[8 October 2009]
Despite all the prattling at the beginning of the decade, it was really the latter half of the new millennium that saw an explosion in releases invoking the spirit of post-punk. Rusty Santos has been in the middle of much of it, as a producer, mixer, or stagehand for Animal Collective, Gang Gang Dance, and much of the rosters of Paw Tracks Records and the Wham City collective. It should be no surprise then that Santos would take part in a work that’s as adventurous and distinctly alien as the art of many of his associates and antecedents. The Present, his new outfit, seems to have returned from an abstract hinterland with The Way We Are, a mostly brilliant collection of abstruse sculptures of varying neoteric gradations and aleatory moods.
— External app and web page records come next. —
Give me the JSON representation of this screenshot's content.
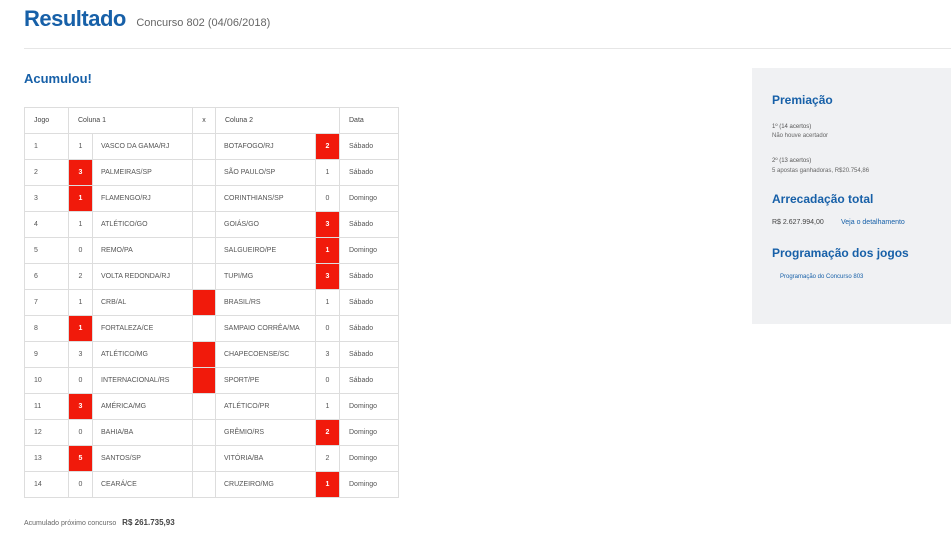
{
  "header": {
    "title": "Resultado",
    "subtitle": "Concurso 802 (04/06/2018)"
  },
  "status": "Acumulou!",
  "table": {
    "headers": {
      "jogo": "Jogo",
      "col1": "Coluna 1",
      "x": "x",
      "col2": "Coluna 2",
      "data": "Data"
    },
    "rows": [
      {
        "jogo": "1",
        "s1": "1",
        "t1": "VASCO DA GAMA/RJ",
        "x": "",
        "t2": "BOTAFOGO/RJ",
        "s2": "2",
        "data": "Sábado",
        "win": "2"
      },
      {
        "jogo": "2",
        "s1": "3",
        "t1": "PALMEIRAS/SP",
        "x": "",
        "t2": "SÃO PAULO/SP",
        "s2": "1",
        "data": "Sábado",
        "win": "1"
      },
      {
        "jogo": "3",
        "s1": "1",
        "t1": "FLAMENGO/RJ",
        "x": "",
        "t2": "CORINTHIANS/SP",
        "s2": "0",
        "data": "Domingo",
        "win": "1"
      },
      {
        "jogo": "4",
        "s1": "1",
        "t1": "ATLÉTICO/GO",
        "x": "",
        "t2": "GOIÁS/GO",
        "s2": "3",
        "data": "Sábado",
        "win": "2"
      },
      {
        "jogo": "5",
        "s1": "0",
        "t1": "REMO/PA",
        "x": "",
        "t2": "SALGUEIRO/PE",
        "s2": "1",
        "data": "Domingo",
        "win": "2"
      },
      {
        "jogo": "6",
        "s1": "2",
        "t1": "VOLTA REDONDA/RJ",
        "x": "",
        "t2": "TUPI/MG",
        "s2": "3",
        "data": "Sábado",
        "win": "2"
      },
      {
        "jogo": "7",
        "s1": "1",
        "t1": "CRB/AL",
        "x": "",
        "t2": "BRASIL/RS",
        "s2": "1",
        "data": "Sábado",
        "win": "x"
      },
      {
        "jogo": "8",
        "s1": "1",
        "t1": "FORTALEZA/CE",
        "x": "",
        "t2": "SAMPAIO CORRÊA/MA",
        "s2": "0",
        "data": "Sábado",
        "win": "1"
      },
      {
        "jogo": "9",
        "s1": "3",
        "t1": "ATLÉTICO/MG",
        "x": "",
        "t2": "CHAPECOENSE/SC",
        "s2": "3",
        "data": "Sábado",
        "win": "x"
      },
      {
        "jogo": "10",
        "s1": "0",
        "t1": "INTERNACIONAL/RS",
        "x": "",
        "t2": "SPORT/PE",
        "s2": "0",
        "data": "Sábado",
        "win": "x"
      },
      {
        "jogo": "11",
        "s1": "3",
        "t1": "AMÉRICA/MG",
        "x": "",
        "t2": "ATLÉTICO/PR",
        "s2": "1",
        "data": "Domingo",
        "win": "1"
      },
      {
        "jogo": "12",
        "s1": "0",
        "t1": "BAHIA/BA",
        "x": "",
        "t2": "GRÊMIO/RS",
        "s2": "2",
        "data": "Domingo",
        "win": "2"
      },
      {
        "jogo": "13",
        "s1": "5",
        "t1": "SANTOS/SP",
        "x": "",
        "t2": "VITÓRIA/BA",
        "s2": "2",
        "data": "Domingo",
        "win": "1"
      },
      {
        "jogo": "14",
        "s1": "0",
        "t1": "CEARÁ/CE",
        "x": "",
        "t2": "CRUZEIRO/MG",
        "s2": "1",
        "data": "Domingo",
        "win": "2"
      }
    ]
  },
  "footer": {
    "label": "Acumulado próximo concurso",
    "value": "R$ 261.735,93"
  },
  "sidebar": {
    "premiacao": {
      "title": "Premiação",
      "first_label": "1º (14 acertos)",
      "first_value": "Não houve acertador",
      "second_label": "2º (13 acertos)",
      "second_value": "5 apostas ganhadoras, R$20.754,86"
    },
    "arrecadacao": {
      "title": "Arrecadação total",
      "value": "R$ 2.627.994,00",
      "link": "Veja o detalhamento"
    },
    "programacao": {
      "title": "Programação dos jogos",
      "link": "Programação do Concurso 803"
    }
  },
  "colors": {
    "brand": "#1760a8",
    "highlight": "#f11a0b",
    "sidebar_bg": "#f0f1f3"
  }
}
The album begins with “Medman”, which emerges with insistent, incipient industrial hiccups, whose lo-fi machinal looping juxtaposes against the shattered bright timbre and digital glitches that refract like glass sprinkles atop a Boyd Rice sundae. After dissipating into helicopter drones, the following track “Saltwater Trails” captures some field recordings taken either off the side of the TARDIS or near the reactor core of Forbidden Planet. Amidst this fabulous dross, fluttering nymph-like voices summon in György Ligeti-lite perversions of sirenic wails. By the time the glacial, vaporous atmospherics of “Space Meadow” tame these feverish spells, you can’t wait to see where The Present will take you next.
Unfortunately, the lead five tracks are designed to be foreplay to “The Way We Are”, a 30-minute-plus monolith, whose changes are paced lethargically. It’s a pretty satisfying centerpiece, albeit one that’s less of a detailed polymorphic hallucination, like its preceding pieces, than a live staging of a slow mental collapse. Both aesthetics are ear candy, but the feed of “The Way We Are” lacks a bit of the post-production polishing that makes the album’s first five tracks sound so precisely and ornately eccentric. Nevertheless, if this album truly is anything like the way we are in the present as Santos imagines it, we now have quite an enthralling document of our pathology to study and revisit.